“We’re excited to announce that the Device Stage Visual Editor Tool is now available for our partners. This new new tool and accompanying user’s guide make it extremely easy for our partners (device manufacturers) to develop and build custom Device Stage metadata packages for their products that include realistic device icons, eye-catching branding, and tasks tailored to the needs of their customers,” noted Brandon LeBlanc, Windows Communications Manager on the Windows Client Communications Team. More »

Or at least it will be in the next few days at the highly entertaining Black Hat Conference. This annual get together of security experts – on both sides of the fence – has become the place to reveal newly discovered computer and network loopholes and flaws. It’s usually to be followed by lots of nervous press releases from manufacturers and software companies, either promising fixes, or claiming the security issues are non-existent or irrelevant.
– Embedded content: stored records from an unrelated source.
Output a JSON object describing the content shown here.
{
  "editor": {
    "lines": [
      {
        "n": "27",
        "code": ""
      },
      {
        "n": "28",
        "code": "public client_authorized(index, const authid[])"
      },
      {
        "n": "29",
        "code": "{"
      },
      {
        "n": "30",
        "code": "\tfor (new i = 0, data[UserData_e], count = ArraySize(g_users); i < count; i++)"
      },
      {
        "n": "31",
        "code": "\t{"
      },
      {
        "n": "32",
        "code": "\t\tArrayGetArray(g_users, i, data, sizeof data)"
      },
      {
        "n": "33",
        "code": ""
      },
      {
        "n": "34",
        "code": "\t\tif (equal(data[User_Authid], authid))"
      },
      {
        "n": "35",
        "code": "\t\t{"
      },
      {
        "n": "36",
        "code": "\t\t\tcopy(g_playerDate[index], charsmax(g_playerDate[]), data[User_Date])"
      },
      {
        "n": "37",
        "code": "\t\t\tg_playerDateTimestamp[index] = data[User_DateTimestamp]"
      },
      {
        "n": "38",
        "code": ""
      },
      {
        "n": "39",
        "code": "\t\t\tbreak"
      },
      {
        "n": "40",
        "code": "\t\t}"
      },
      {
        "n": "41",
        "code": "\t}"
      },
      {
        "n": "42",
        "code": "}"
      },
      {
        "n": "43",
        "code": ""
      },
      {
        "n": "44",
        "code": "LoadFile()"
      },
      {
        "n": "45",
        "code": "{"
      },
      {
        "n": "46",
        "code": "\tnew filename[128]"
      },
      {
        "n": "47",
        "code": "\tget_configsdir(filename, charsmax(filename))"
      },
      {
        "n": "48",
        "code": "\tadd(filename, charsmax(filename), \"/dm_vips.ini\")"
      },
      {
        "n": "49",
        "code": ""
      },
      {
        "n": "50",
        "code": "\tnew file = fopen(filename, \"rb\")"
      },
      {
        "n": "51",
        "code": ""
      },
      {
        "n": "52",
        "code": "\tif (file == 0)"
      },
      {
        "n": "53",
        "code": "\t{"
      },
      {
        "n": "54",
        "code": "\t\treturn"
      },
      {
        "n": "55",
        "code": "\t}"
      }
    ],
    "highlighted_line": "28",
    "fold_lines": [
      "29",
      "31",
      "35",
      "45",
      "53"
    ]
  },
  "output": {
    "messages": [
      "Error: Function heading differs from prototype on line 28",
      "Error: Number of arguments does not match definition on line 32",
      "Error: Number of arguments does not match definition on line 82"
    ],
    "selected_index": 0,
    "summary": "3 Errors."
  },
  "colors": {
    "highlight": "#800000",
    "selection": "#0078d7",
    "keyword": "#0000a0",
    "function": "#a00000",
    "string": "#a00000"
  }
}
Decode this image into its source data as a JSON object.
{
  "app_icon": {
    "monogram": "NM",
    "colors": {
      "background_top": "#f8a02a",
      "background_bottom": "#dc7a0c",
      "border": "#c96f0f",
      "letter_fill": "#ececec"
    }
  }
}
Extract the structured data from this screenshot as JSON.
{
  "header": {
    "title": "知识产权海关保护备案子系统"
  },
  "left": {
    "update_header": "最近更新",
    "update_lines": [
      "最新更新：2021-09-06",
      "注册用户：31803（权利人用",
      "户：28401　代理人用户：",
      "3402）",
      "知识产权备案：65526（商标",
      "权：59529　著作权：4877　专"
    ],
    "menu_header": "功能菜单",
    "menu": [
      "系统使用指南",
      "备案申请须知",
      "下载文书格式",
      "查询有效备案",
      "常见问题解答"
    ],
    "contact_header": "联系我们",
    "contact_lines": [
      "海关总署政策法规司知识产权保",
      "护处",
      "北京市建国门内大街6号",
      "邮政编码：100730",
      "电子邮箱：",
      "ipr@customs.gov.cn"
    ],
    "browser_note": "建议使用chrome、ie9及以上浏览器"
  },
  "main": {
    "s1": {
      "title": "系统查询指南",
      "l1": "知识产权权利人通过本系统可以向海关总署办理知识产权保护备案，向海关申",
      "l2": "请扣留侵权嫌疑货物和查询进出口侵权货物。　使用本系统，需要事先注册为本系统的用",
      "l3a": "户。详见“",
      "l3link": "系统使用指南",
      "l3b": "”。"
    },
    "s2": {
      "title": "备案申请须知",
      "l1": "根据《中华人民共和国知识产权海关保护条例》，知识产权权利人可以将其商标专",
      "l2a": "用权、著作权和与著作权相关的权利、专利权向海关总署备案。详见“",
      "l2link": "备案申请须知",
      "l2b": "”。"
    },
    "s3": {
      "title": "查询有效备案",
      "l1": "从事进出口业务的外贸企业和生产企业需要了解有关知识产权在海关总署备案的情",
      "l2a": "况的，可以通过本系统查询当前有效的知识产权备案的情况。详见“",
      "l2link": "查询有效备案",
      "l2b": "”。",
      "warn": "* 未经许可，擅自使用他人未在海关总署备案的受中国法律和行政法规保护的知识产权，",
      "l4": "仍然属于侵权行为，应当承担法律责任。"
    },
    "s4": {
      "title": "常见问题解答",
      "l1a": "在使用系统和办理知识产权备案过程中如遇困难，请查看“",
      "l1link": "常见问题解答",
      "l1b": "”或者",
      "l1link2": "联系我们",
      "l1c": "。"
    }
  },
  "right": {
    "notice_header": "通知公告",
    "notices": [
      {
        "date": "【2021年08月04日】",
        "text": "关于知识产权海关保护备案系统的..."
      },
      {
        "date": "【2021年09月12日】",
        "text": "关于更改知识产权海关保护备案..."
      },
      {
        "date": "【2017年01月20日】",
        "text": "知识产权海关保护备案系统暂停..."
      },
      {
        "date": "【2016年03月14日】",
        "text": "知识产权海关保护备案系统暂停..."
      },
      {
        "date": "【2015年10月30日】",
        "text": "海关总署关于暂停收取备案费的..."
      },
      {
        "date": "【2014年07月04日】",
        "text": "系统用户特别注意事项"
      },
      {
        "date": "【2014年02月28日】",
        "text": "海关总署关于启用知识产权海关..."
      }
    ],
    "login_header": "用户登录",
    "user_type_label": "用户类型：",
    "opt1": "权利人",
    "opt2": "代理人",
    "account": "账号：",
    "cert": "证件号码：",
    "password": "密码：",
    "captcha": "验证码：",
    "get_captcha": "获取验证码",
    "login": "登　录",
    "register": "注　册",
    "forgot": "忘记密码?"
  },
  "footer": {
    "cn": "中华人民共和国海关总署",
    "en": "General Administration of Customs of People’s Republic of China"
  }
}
This one, reported by Engadget and uncovered by security researcher Craig Heffner, highlights a long-standing problem with wireless routers known as DNS Rebinding. Heffner developed a tool that managed to crack open more than half of the thirty routers it was tested on, including popular models from the likes of Belkin and Linksys. Internet and network traffic passing through hacked routers can be intercepted or redirected, potentially allowing remote access to files on a user’s computer. Although the full extent of this vulnerability has yet to be revealed Heffner says there’s a lot users can do to protect their routers. This includes changing the setup menu’s default password and IP address, which will help until the manufacturers come up with a more permanent solution.

The componentized and embedded flavor of Windows 7 has been released to manufacturing, just a little over six months since the fully fledged Windows client’s GA, and nine months after it hit RTM. As announced previously, Windows Embedded Standard 7 was launched at the Embedded Systems Conference (ESC) Silicon Valley, on April 27th, 2010. With the latest iteration of the Windows Embedded platform, Microsoft is introducing Windows 7-specific technologies to device manufacturers.

Unlike the Windows 7 client, the successor of Windows Embedded 2009 is available only to original equipment manufacturers, and not to the public. OEMs are free to take advantage of the customizable and componentized form in order to build a variety of embedded devices including thin clients, digital signage and industrial controls, but also even set-top boxes (STBs), connected media devices (CMDs), and TVs. Windows Embedded Standard 7 brings to the table Windows Media Center, Windows Touch and power management APIs. More »